What is the key to fostering a healthy remote work culture? As alluded to in Pillar #1, the key is to align organizational goals with those of your individual team members. As advanced communication solutions can often dull our human senses, it is important to remember that the names that appear in a Skype call, or via email, are more than just names… They are living, breathing, emotional individuals who have lives away from their Skype accounts and computer screens.
It is important to hire those individuals who are dedicated not only to work, but to living a fulfilling life. Managers must discover and unleash the passions of each individual remote team member. Whether it is reading, rock climbing, or running triathlons, great remote team managers will find a way to discover employee passions and align them with overall company goals.
Other viable ideas for culture and camaraderie building include:
Relationship building is inherent in communication, so let’s move on and take a look at Pillar #4!

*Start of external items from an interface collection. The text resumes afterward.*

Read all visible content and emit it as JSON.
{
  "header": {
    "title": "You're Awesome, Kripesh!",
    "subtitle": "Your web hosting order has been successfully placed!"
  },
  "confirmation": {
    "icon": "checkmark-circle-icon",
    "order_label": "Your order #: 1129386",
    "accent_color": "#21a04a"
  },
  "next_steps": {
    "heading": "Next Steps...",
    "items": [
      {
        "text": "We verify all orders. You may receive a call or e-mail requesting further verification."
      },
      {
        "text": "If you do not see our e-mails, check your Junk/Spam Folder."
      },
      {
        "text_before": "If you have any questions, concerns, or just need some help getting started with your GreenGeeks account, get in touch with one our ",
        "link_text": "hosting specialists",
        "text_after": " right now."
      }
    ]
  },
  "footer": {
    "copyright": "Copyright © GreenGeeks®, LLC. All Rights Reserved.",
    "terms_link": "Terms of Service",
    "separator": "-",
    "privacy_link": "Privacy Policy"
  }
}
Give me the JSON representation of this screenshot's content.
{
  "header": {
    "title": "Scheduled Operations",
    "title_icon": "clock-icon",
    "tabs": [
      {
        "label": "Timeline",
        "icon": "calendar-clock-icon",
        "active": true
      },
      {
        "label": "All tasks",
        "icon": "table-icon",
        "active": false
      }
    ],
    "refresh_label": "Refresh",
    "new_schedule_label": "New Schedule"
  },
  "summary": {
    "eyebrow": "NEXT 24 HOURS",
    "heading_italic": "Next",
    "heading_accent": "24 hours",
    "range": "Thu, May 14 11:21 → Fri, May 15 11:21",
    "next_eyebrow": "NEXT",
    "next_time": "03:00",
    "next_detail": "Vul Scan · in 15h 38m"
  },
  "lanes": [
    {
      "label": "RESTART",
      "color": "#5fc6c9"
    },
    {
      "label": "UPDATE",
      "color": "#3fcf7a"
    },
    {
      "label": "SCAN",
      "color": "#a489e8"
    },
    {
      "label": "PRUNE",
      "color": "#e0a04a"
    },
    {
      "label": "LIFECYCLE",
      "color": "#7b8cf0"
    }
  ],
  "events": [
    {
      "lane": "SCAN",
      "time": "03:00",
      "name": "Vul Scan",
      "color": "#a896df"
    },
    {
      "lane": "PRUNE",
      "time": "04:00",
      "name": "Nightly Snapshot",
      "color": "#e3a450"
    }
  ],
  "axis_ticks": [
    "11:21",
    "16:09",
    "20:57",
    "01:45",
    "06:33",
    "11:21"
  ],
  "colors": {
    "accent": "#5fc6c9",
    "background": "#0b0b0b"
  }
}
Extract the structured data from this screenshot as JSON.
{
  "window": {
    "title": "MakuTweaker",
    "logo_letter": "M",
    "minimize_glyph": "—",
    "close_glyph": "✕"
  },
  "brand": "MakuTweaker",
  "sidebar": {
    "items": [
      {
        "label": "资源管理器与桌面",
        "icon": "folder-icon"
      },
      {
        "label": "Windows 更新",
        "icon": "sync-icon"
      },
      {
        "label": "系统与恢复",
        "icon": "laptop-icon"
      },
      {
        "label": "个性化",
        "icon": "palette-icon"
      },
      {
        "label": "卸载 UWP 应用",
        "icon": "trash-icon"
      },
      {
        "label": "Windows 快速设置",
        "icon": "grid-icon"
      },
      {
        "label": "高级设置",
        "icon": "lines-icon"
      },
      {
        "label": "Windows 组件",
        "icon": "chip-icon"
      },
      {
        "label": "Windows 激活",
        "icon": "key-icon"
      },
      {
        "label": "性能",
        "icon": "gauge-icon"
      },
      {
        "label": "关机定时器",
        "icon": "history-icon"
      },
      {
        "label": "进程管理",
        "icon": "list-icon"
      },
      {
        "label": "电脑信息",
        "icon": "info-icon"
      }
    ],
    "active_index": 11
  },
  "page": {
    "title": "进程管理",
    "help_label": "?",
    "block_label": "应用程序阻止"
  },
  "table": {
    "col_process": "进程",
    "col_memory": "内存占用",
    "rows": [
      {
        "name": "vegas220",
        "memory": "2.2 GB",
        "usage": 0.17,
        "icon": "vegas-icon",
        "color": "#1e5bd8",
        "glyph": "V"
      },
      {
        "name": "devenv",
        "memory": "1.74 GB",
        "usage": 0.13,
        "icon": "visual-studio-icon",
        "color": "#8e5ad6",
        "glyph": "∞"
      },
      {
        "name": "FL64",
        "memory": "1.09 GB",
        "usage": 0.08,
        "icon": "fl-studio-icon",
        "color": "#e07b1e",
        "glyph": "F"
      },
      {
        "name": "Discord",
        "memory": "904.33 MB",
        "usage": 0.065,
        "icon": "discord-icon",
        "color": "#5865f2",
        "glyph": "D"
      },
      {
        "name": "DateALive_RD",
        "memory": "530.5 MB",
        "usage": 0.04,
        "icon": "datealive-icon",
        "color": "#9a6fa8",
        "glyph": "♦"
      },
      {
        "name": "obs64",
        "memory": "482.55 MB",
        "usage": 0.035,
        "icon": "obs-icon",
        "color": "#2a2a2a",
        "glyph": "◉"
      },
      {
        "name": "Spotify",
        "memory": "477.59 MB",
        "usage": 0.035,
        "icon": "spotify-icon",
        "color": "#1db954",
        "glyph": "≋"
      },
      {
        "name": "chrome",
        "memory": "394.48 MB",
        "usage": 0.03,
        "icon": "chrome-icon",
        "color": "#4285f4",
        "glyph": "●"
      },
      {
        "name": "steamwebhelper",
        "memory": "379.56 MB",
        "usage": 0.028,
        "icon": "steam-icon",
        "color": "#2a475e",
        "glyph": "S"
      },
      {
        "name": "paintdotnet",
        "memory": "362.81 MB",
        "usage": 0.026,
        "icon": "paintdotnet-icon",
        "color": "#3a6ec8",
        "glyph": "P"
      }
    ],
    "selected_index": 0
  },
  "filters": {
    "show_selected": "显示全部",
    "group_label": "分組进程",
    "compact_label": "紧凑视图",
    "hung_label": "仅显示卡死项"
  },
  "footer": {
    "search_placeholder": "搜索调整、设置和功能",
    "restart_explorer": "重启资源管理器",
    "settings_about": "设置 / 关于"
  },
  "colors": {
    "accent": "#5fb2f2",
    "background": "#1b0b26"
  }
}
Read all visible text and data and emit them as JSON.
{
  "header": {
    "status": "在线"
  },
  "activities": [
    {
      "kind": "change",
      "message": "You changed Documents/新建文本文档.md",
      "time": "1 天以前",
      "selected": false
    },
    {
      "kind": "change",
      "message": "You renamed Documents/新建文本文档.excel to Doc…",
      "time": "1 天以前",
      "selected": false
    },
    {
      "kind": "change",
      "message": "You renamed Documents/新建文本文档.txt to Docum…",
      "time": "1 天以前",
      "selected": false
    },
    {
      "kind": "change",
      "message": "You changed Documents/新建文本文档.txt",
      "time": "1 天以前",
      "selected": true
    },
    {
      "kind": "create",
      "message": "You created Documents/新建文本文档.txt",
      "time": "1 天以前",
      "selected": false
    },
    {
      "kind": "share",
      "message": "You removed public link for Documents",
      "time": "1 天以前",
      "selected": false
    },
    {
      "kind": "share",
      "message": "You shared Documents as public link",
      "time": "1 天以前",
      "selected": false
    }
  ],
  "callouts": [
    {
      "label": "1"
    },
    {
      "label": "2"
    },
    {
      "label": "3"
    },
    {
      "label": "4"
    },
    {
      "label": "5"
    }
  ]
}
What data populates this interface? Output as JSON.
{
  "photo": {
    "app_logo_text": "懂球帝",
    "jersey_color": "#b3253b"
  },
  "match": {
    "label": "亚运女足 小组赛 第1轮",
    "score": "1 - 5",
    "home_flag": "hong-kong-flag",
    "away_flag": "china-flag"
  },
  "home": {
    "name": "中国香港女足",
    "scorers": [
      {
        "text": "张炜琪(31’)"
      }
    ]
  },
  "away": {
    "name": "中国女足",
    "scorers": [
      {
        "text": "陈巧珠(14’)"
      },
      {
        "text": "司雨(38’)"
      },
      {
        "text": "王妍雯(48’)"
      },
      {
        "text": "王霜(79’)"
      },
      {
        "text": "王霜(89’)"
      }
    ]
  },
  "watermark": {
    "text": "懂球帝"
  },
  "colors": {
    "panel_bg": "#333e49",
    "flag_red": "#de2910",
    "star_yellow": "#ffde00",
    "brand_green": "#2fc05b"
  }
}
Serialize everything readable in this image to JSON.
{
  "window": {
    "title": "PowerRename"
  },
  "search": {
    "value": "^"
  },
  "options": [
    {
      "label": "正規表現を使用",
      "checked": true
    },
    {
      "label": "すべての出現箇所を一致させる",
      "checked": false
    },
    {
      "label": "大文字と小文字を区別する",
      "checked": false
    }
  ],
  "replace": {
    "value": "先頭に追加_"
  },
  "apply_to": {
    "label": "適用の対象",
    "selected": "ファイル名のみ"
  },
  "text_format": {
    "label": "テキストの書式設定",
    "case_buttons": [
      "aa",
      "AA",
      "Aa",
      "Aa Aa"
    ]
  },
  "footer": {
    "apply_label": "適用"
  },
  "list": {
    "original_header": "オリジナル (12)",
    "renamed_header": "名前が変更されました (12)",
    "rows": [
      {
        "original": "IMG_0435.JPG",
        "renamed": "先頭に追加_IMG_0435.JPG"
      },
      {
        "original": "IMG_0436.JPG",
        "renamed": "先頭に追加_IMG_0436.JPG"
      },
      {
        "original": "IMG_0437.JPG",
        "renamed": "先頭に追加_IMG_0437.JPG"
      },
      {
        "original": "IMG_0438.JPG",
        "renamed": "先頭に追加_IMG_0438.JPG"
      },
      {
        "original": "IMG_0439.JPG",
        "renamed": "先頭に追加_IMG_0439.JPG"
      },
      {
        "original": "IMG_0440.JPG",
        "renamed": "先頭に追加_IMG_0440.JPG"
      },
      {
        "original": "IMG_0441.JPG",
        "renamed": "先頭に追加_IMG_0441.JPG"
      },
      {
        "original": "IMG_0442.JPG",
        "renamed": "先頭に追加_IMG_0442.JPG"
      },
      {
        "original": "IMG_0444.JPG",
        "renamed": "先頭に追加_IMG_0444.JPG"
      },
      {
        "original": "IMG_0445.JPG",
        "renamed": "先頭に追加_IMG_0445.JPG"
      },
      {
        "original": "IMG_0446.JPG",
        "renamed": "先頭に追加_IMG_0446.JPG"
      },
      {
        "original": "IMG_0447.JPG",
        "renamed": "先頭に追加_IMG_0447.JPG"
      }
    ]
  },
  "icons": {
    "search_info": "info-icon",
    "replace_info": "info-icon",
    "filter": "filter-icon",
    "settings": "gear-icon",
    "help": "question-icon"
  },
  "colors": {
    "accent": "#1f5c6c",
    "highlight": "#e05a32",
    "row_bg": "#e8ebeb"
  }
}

Communication is the one multi-purpose pillar that can help serve and enhance any organizational purpose. As it is the base ingredient for any successfully implemented telecommuting team, communication should focus on mobility and flexibility. Not only is effective communication important for fostering culture and camaraderie, it is also a key factor in positive ROI.
What is one word to describe ideal communication?
As the majority of inter-team communications are likely to occur via ideas and thoughts on a screen (be it a tablet, a computer, or a phone), clear and concise writing should be priority number one. Clarity goes a long way in helping avoid misunderstandings (especially cultural), and can help diffuse the complicated / confusing situations that are bound to naturally occur in the remote team business life cycle.
In order to help prevent these situations from arising, various “communication best practices” should be implemented. These include:
The fifth and final pillar is the digital age glue that holds the whole remote team implementation process together:
Understanding that face-to-face meetings are nearly impossible without the use of technology, it is important for remote teams to stay organized and up-to-date on the most innovative work-flow solutions of the digital age. Advanced technology has a tendency to come at a premium, but given the savings on overhead, it is a worthy investment.
From Skype, to Google Hangouts, to Dropbox, there are a ton of great tools available to assist organizations with their communication needs. To help you get an idea of the essentials, we have compiled a list of our favorites:
While it is true that the sheer number of digital age tech solutions can appear daunting at times, this list should serve as a good investigative starting point for your Remote Dream Team. For further resources on virtual tech solutions, check out this great guide by highly successful virtual entrepreneur Chris Ducker.
As we have seen, geographically dispersed teams can offer huge benefits. From overhead savings, to top talent acquisition, to speed of thought communications, telecommuting is the present and future work paradigm for the digital age.
To ensure success, focus your attention on the basics: choose the right talent, align company values, foster effective communications, and select efficient technology.
Complete these basic steps, and your Remote Dream Team will be one step closer to becoming a digital age success.